But have you taken the Hitachi tour?
The latest addition to Midwest Machinery’s portfolio promises to shake up the VRF market in Saint Louis.
Midwest Machinery Saint Louis hosted a launch party on February 7th to talk about the recent partnership with Hitachi VRF, and to introduce Hitachi VRF systems to engineers, contractors, and end-users.
But all of these are not the real reasons why we love Hitachi VRF. Despite the great relationship with our new partner, we don’t love them because of who THEY ARE; we love them because of what they DO FOR YOU. So let’s start.
With the invention of HVAC in 1902, you could say VRF is a relatively new technology. Having hit the mainstream in the early 1980’s – new systems, standards, and installation techniques are evolving faster than the message can get out.
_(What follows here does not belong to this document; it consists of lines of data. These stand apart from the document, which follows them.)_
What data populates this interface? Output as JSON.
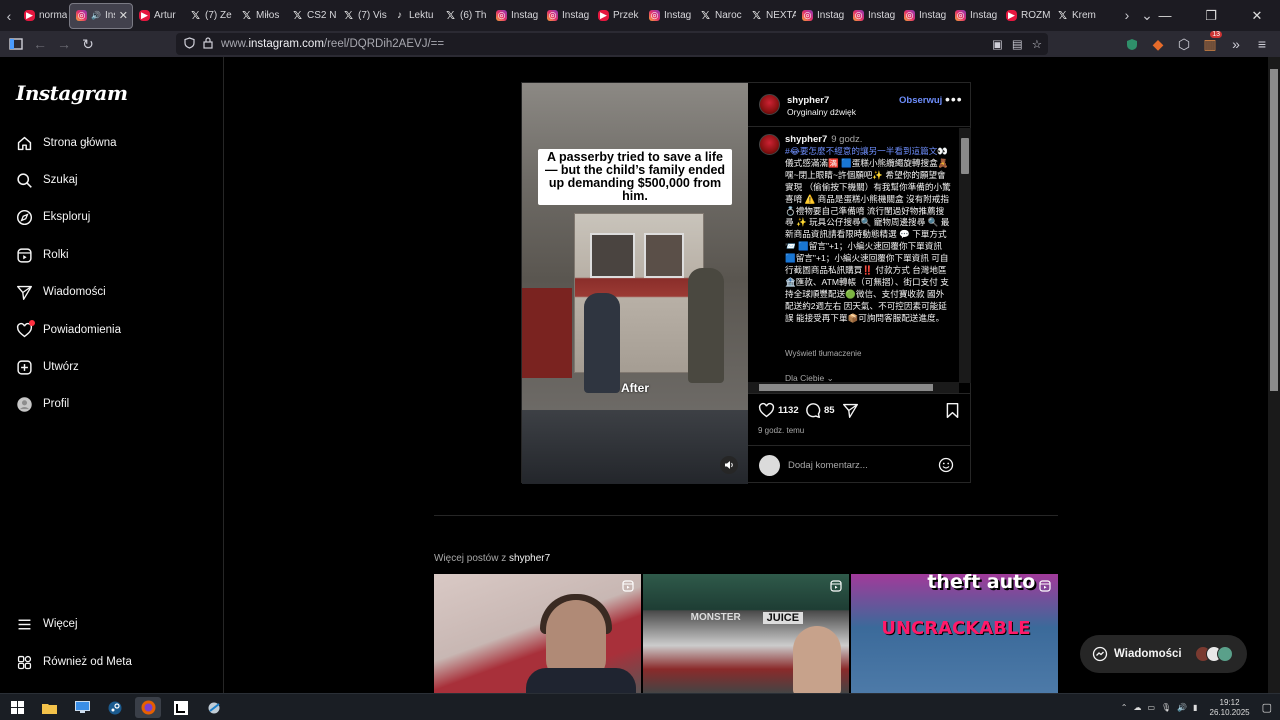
{
  "browser": {
    "tabs": [
      {
        "favicon": "youtube-icon",
        "label": "norma",
        "active": false
      },
      {
        "favicon": "instagram-icon",
        "label": "Insta",
        "active": true,
        "audio": true
      },
      {
        "favicon": "youtube-icon",
        "label": "Artur",
        "active": false
      },
      {
        "favicon": "x-icon",
        "label": "(7) Ze",
        "active": false
      },
      {
        "favicon": "x-icon",
        "label": "Miłos",
        "active": false
      },
      {
        "favicon": "x-icon",
        "label": "CS2 N",
        "active": false
      },
      {
        "favicon": "x-icon",
        "label": "(7) Vis",
        "active": false
      },
      {
        "favicon": "tiktok-icon",
        "label": "Lektu",
        "active": false
      },
      {
        "favicon": "x-icon",
        "label": "(6) Th",
        "active": false
      },
      {
        "favicon": "instagram-icon",
        "label": "Instag",
        "active": false
      },
      {
        "favicon": "instagram-icon",
        "label": "Instag",
        "active": false
      },
      {
        "favicon": "youtube-icon",
        "label": "Przek",
        "active": false
      },
      {
        "favicon": "instagram-icon",
        "label": "Instag",
        "active": false
      },
      {
        "favicon": "x-icon",
        "label": "Naroc",
        "active": false
      },
      {
        "favicon": "x-icon",
        "label": "NEXTA",
        "active": false
      },
      {
        "favicon": "instagram-icon",
        "label": "Instag",
        "active": false
      },
      {
        "favicon": "instagram-icon",
        "label": "Instag",
        "active": false
      },
      {
        "favicon": "instagram-icon",
        "label": "Instag",
        "active": false
      },
      {
        "favicon": "instagram-icon",
        "label": "Instag",
        "active": false
      },
      {
        "favicon": "youtube-icon",
        "label": "ROZM",
        "active": false
      },
      {
        "favicon": "x-icon",
        "label": "Krem",
        "active": false
      }
    ],
    "url_prefix": "www.",
    "url_host": "instagram.com",
    "url_path": "/reel/DQRDih2AEVJ/==",
    "extension_badge": "13"
  },
  "instagram": {
    "logo": "Instagram",
    "nav": [
      {
        "icon": "home-icon",
        "label": "Strona główna"
      },
      {
        "icon": "search-icon",
        "label": "Szukaj"
      },
      {
        "icon": "explore-icon",
        "label": "Eksploruj"
      },
      {
        "icon": "reels-icon",
        "label": "Rolki"
      },
      {
        "icon": "messages-icon",
        "label": "Wiadomości"
      },
      {
        "icon": "heart-icon",
        "label": "Powiadomienia"
      },
      {
        "icon": "create-icon",
        "label": "Utwórz"
      },
      {
        "icon": "profile-icon",
        "label": "Profil"
      }
    ],
    "nav_bottom": [
      {
        "icon": "menu-icon",
        "label": "Więcej"
      },
      {
        "icon": "meta-icon",
        "label": "Również od Meta"
      }
    ]
  },
  "post": {
    "video_caption": "A passerby tried to save a life — but the child’s family ended up demanding $500,000 from him.",
    "video_overlay": "After",
    "username": "shypher7",
    "audio": "Oryginalny dźwięk",
    "follow": "Obserwuj",
    "comment": {
      "username": "shypher7",
      "time": "9 godz.",
      "text_highlight": "#😂要怎麼不經意的讓另一半看到這篇文",
      "text": "👀 儀式感滿滿🈵 🟦蛋糕小熊纜繩旋轉搜盒🧸 嘿~閉上眼睛~許個願吧✨ 希望你的願望會實現 （偷偷按下機關）有我幫你準備的小驚喜唷 ⚠️ 商品是蛋糕小熊機關盒 沒有附戒指💍禮物要自己準備唷 流行閨過好物推薦搜尋 ✨ 玩具公仔搜尋🔍 寵物周邊搜尋 🔍 最新商品資訊請看限時動態精選 💬 下單方式📨 🟦留言\"+1；小編火速回覆你下單資訊 🟦留言\"+1；小編火速回覆你下單資訊 可自行截圖商品私訊購買‼️ 付款方式 台灣地區🏦匯款、ATM轉帳（可無摺）、街口支付 支持全球順豐配送🟢微信、支付寶收款 國外配送約2週左右 因天氣、不可控因素可能延誤 能接受再下單📦可詢問客服配送進度。",
      "translate": "Wyświetl tłumaczenie",
      "for_you": "Dla Ciebie"
    },
    "likes": "1132",
    "comments": "85",
    "time_ago": "9 godz. temu",
    "add_comment_placeholder": "Dodaj komentarz..."
  },
  "more_posts": {
    "prefix": "Więcej postów z ",
    "user": "shypher7",
    "thumbs": [
      {
        "kind": "reel",
        "text": ""
      },
      {
        "kind": "reel",
        "text_a": "MONSTER",
        "text_b": "JUICE"
      },
      {
        "kind": "reel",
        "text_a": "theft auto",
        "text_b": "UNCRACKABLE"
      }
    ]
  },
  "messages_pill": {
    "label": "Wiadomości"
  },
  "taskbar": {
    "time": "19:12",
    "date": "26.10.2025"
  }
}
When Midwest Machinery Saint Louis partnered with Hitachi VRF, we knew a seasoned expert was vital for success.
We’re thrilled to announce we have found that expert.
Last week, the Midwest Machinery team in St. Louis was immersed in training with two rooftop experts from Tempmaster: Philip Smyth, product manager for large rooftop units (25-150 tons) and Eric Evenson, regional sales manager in the St. Louis area.
In the HVAC world, the beginning of fall represents a potential for reduction in cooling tower capacity needs.
In the 6th episode of our Engineering Tomorrow podcast, we discuss all things water-source heat pump in the commercial industry.
“Innovation is the outcome of a habit, not a random act.”
Ryan clarifies what a cooling tower is, the history of Marley cooling towers and the relationship between Marley and SPX brands, then dives into one of our favorite topics to discuss: innovation.
Buildings’ conditions change due to numerous factors such as occupancy, external weather conditions, and room sizes. Therefore, the amount of cool air required to keep the occupants’ comfort and to cool in different zones of a building is usually variant.
That’s the reason why VAV boxes are so important. In the 4th episode of our podcast, Stephen Higgins talks a little bit more about these units.
If your cooling tower is dirty, 1) you are literally paying the price for lack of maintenance – the dirt affects your system performance and increases energy consumption, and 2) you are risking the building occupants’ health.